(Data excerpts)
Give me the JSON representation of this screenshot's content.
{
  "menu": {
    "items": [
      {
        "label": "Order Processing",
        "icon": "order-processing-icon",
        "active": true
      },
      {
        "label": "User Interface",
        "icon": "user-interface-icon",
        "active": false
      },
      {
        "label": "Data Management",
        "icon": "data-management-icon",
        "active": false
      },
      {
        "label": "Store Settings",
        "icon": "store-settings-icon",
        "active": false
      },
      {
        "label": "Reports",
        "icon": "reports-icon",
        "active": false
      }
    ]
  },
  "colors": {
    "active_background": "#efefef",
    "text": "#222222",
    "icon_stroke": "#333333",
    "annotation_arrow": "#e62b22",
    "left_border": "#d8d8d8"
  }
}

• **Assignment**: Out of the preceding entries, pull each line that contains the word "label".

• **Task solution**:
        "label": "Order Processing",
        "label": "User Interface",
        "label": "Data Management",
        "label": "Store Settings",
        "label": "Reports",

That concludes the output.